The United Kingdom is facing a literacy crisis of epic proportions as 1.5 million youth are unable to read properly. 11 year old’s were the focus of a new study and it proclaims that unless drastic action is taken, by 2025 the UK will be in dire straights.
A report by “Read on. Get on.” said England is now one of the developed world’s most unequal countries in reading, with the gap between the strongest and weakest equivalent to seven years of schooling.
The problem is acute in low-income groups, in particular white British boys, where 45% reach 11 are unable to read well. A total of 40% of poorer children are not proficient readers – almost double the rate of their better-off peers. The proportion of children reading well by 11 has dropped by 1% in five years since 2008. Even with an average annual improvement rate of 0.5
%, an estimated 120,000 pupils a year will fail to reach a proficient level of literacy – a total of 1,440,000 children between 2013 and 2025.
When children grow up, the ramifications of not reading regularly are having an adverse effect on the economy and higher learning. According to a recent OECD report, it proclaims that three-quarters of UK university graduates do not have high levels of literacy and there are currently 8.5 million adults in England and Northern Ireland with the numeracy levels of a 10-year-old. Basically, the lack of reading comprehension is costing the UK economy £32 billion.

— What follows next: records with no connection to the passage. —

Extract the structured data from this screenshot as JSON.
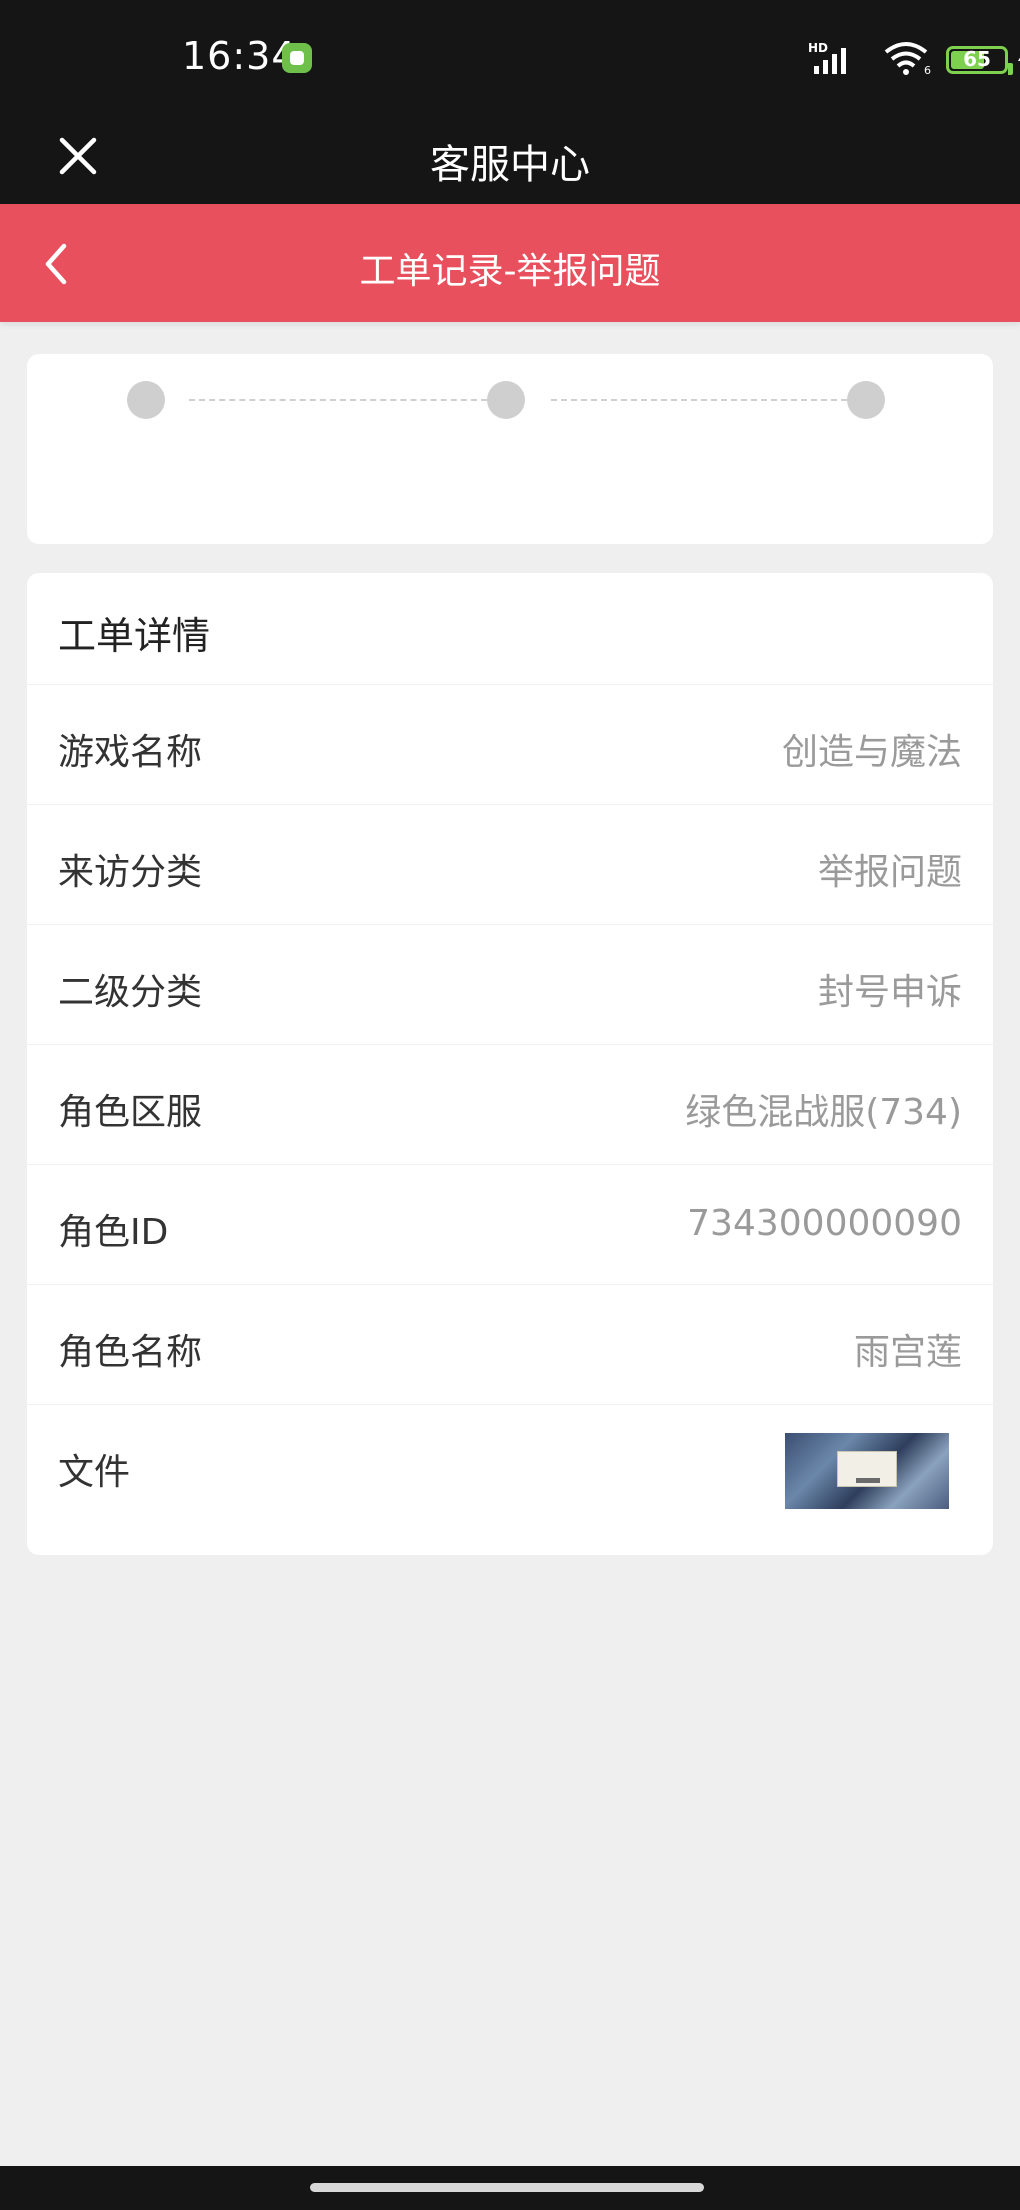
{
  "status_bar": {
    "time": "16:34",
    "battery_level": "65",
    "battery_fraction": 0.65,
    "network": "HD"
  },
  "app_header": {
    "title": "客服中心",
    "close_icon": "close-icon"
  },
  "nav": {
    "title": "工单记录-举报问题",
    "back_icon": "chevron-left-icon"
  },
  "progress": {
    "step_count": 3
  },
  "detail": {
    "title": "工单详情",
    "rows": [
      {
        "label": "游戏名称",
        "value": "创造与魔法"
      },
      {
        "label": "来访分类",
        "value": "举报问题"
      },
      {
        "label": "二级分类",
        "value": "封号申诉"
      },
      {
        "label": "角色区服",
        "value": "绿色混战服(734)"
      },
      {
        "label": "角色ID",
        "value": "734300000090"
      },
      {
        "label": "角色名称",
        "value": "雨宫莲"
      }
    ],
    "file_label": "文件"
  },
  "colors": {
    "accent": "#e8505d",
    "header_bg": "#151515",
    "page_bg": "#efefef",
    "value_text": "#9a9a9a"
  }
}
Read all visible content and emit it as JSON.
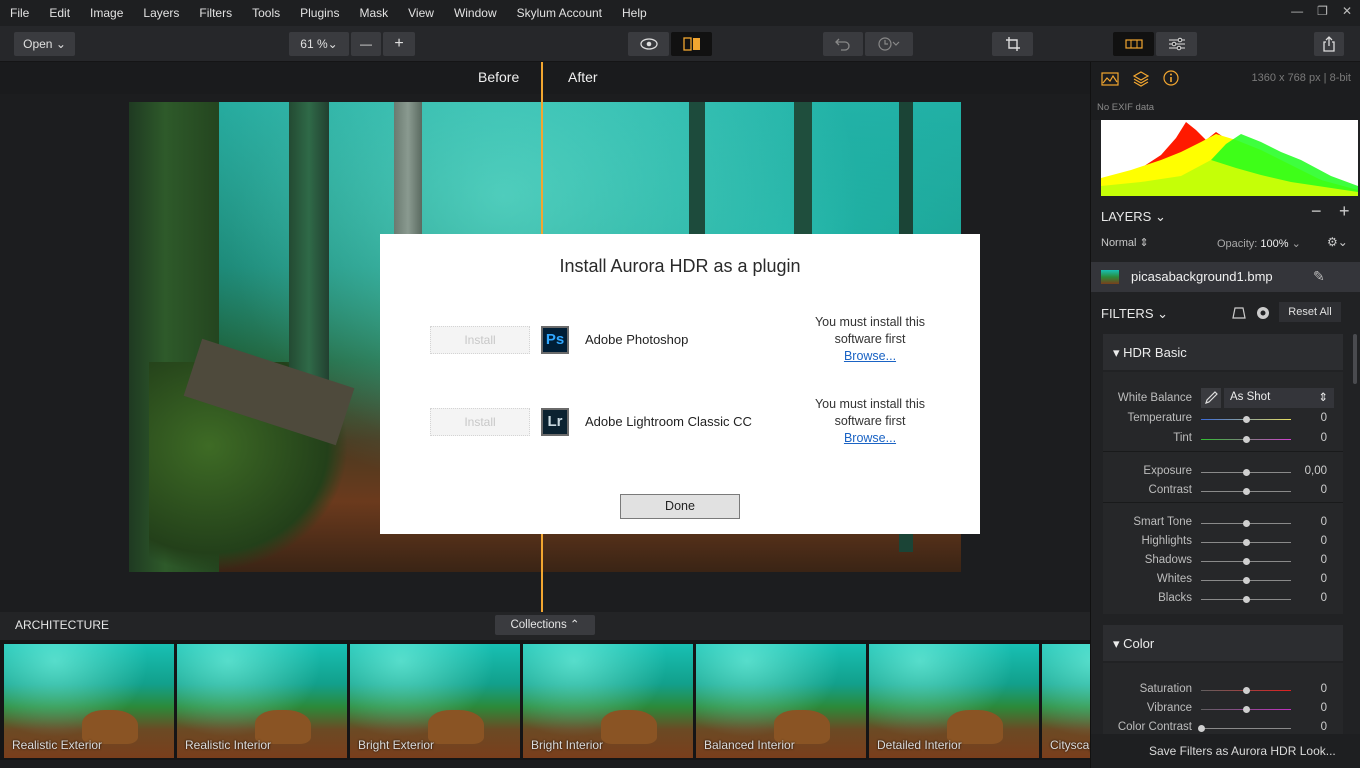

There are various initiatives that are seeking to remedy this situation, such as the Barnes and Noble sponsored “Get London Reading” campaign. Last year there was a read-a-thon take-over of Trafalgar Square which saw a number of West End shows such as War Horse, Billy Elliot and Matilda perform in front of a mesmerized audience of around 20,000 people. B&N also donated 1,000 Nook e-readers to schools and they all included free eBooks from Hachette UK, HarperCollins and Penguin Random House.
Building on the success of the Get London Reading campaign, Barnes and Noble has just announced they are throwing down with the Best Play Award at the prestigious and star-studded Evening Standard Theatre Awards. They will be leveraging this new arrangement to have actress Cush Jumbo, winner of the Burberry Emerging Talent Award at the Evening Standard Theater Awards 2013, to visit a series of schools to read to children. It was also announced that a number of other high profile actors will be reading to students all over London.
Its certainly nice to have e-readers, eBooks and publisher donated books to lower income children to build the foundation of reading, but what can really be done to solve the problem? Jonathan Douglas, director of the National Literacy Trust, said the research highlighted the vital role parents and carers played in reading with children, even for short periods. “They don’t need to find big chunks of time,” he said. “Parents, carers, grandparents and anyone with a child in their life can make a huge difference by reading for just 10 minutes a day.”
Michael Kozlowski has been writing about audiobooks and e-readers for the past twelve years. His articles have been picked up by major and local news sources and websites such as the CBC, CNET, Engadget, Huffington Post and the New York Times. He Lives in Vancouver, British Columbia, Canada.